* [Task directions]:
Report every line of the records that contains the word "name".

Segment Start: Exercise input

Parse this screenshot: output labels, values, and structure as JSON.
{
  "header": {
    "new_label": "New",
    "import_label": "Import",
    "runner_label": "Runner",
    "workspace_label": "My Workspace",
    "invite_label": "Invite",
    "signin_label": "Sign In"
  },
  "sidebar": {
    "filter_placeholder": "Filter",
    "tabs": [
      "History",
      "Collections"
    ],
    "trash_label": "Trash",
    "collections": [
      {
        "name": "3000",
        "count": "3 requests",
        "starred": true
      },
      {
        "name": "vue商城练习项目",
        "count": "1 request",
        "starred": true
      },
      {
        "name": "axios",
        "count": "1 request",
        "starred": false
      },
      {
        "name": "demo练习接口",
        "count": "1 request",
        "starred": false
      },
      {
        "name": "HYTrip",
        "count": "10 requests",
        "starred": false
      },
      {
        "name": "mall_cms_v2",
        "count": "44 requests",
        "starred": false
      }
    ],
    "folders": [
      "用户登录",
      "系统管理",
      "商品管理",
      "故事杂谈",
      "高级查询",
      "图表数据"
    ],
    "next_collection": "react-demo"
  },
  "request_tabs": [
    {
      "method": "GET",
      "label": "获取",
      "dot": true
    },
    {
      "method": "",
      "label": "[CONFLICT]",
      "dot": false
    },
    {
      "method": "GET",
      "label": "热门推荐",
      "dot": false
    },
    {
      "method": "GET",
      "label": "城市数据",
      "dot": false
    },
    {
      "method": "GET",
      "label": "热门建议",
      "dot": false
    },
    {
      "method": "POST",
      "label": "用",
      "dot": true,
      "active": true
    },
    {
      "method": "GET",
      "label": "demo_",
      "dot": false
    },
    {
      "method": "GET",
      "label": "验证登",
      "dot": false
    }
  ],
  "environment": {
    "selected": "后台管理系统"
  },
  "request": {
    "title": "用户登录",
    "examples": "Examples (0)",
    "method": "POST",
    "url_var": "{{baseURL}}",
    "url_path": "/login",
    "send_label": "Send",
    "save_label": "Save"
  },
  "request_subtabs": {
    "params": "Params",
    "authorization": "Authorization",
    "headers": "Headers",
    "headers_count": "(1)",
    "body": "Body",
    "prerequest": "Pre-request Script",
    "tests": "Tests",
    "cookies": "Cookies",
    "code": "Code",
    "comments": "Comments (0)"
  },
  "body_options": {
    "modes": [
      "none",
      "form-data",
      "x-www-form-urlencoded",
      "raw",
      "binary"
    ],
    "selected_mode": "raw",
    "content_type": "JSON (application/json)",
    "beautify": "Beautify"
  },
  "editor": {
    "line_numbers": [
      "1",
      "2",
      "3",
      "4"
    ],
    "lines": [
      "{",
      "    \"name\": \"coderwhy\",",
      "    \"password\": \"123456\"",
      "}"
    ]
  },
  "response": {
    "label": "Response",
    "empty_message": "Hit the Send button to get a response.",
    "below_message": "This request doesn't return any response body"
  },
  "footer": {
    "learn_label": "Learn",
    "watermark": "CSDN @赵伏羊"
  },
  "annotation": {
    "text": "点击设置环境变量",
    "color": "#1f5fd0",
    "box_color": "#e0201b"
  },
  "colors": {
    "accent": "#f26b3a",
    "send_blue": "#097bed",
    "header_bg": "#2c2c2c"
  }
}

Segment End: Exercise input

* [Expected answer]:
        "name": "3000",
        "name": "vue商城练习项目",
        "name": "axios",
        "name": "demo练习接口",
        "name": "HYTrip",
        "name": "mall_cms_v2",
      "    \"name\": \"coderwhy\",",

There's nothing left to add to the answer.